▶ Problem requirements: Exact duplicates of all the records are needed.

Dataset rows for apps and sites
Content starts

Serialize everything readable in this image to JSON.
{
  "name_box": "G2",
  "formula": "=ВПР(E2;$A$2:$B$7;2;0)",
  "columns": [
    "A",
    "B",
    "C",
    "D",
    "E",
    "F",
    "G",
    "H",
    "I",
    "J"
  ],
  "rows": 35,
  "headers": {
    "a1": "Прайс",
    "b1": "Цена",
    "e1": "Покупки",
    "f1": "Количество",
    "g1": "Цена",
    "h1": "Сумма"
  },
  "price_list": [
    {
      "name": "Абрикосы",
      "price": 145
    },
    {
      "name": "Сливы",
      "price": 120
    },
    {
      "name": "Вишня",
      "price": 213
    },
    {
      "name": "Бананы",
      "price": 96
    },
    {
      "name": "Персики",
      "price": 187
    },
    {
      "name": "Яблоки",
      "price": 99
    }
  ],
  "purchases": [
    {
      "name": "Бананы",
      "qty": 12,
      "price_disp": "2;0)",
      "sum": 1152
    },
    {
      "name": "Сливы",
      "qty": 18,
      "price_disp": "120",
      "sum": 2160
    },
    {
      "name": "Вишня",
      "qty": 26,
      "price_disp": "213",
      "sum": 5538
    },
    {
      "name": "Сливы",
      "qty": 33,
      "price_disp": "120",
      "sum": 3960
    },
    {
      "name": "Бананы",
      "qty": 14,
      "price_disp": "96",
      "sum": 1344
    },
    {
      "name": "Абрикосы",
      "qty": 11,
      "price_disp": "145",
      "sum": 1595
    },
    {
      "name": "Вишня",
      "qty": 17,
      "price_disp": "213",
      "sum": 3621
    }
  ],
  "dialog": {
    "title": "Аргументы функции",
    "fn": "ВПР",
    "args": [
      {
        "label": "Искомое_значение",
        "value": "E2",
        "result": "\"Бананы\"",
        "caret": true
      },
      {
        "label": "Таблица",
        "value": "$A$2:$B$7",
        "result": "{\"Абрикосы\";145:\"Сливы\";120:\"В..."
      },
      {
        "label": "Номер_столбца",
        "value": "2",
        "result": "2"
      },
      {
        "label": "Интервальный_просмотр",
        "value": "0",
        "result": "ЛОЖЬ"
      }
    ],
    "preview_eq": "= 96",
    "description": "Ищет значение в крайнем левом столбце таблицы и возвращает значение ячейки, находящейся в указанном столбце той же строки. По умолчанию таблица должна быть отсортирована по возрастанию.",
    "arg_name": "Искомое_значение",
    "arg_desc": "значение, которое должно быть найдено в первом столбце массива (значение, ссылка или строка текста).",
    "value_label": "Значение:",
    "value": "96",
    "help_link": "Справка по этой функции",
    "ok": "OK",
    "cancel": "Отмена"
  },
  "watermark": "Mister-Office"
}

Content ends

▶ Answer to this task:
Serialize everything readable in this image to JSON.
{
  "name_box": "G2",
  "formula": "=ВПР(E2;$A$2:$B$7;2;0)",
  "columns": [
    "A",
    "B",
    "C",
    "D",
    "E",
    "F",
    "G",
    "H",
    "I",
    "J"
  ],
  "rows": 35,
  "headers": {
    "a1": "Прайс",
    "b1": "Цена",
    "e1": "Покупки",
    "f1": "Количество",
    "g1": "Цена",
    "h1": "Сумма"
  },
  "price_list": [
    {
      "name": "Абрикосы",
      "price": 145
    },
    {
      "name": "Сливы",
      "price": 120
    },
    {
      "name": "Вишня",
      "price": 213
    },
    {
      "name": "Бананы",
      "price": 96
    },
    {
      "name": "Персики",
      "price": 187
    },
    {
      "name": "Яблоки",
      "price": 99
    }
  ],
  "purchases": [
    {
      "name": "Бананы",
      "qty": 12,
      "price_disp": "2;0)",
      "sum": 1152
    },
    {
      "name": "Сливы",
      "qty": 18,
      "price_disp": "120",
      "sum": 2160
    },
    {
      "name": "Вишня",
      "qty": 26,
      "price_disp": "213",
      "sum": 5538
    },
    {
      "name": "Сливы",
      "qty": 33,
      "price_disp": "120",
      "sum": 3960
    },
    {
      "name": "Бананы",
      "qty": 14,
      "price_disp": "96",
      "sum": 1344
    },
    {
      "name": "Абрикосы",
      "qty": 11,
      "price_disp": "145",
      "sum": 1595
    },
    {
      "name": "Вишня",
      "qty": 17,
      "price_disp": "213",
      "sum": 3621
    }
  ],
  "dialog": {
    "title": "Аргументы функции",
    "fn": "ВПР",
    "args": [
      {
        "label": "Искомое_значение",
        "value": "E2",
        "result": "\"Бананы\"",
        "caret": true
      },
      {
        "label": "Таблица",
        "value": "$A$2:$B$7",
        "result": "{\"Абрикосы\";145:\"Сливы\";120:\"В..."
      },
      {
        "label": "Номер_столбца",
        "value": "2",
        "result": "2"
      },
      {
        "label": "Интервальный_просмотр",
        "value": "0",
        "result": "ЛОЖЬ"
      }
    ],
    "preview_eq": "= 96",
    "description": "Ищет значение в крайнем левом столбце таблицы и возвращает значение ячейки, находящейся в указанном столбце той же строки. По умолчанию таблица должна быть отсортирована по возрастанию.",
    "arg_name": "Искомое_значение",
    "arg_desc": "значение, которое должно быть найдено в первом столбце массива (значение, ссылка или строка текста).",
    "value_label": "Значение:",
    "value": "96",
    "help_link": "Справка по этой функции",
    "ok": "OK",
    "cancel": "Отмена"
  },
  "watermark": "Mister-Office"
}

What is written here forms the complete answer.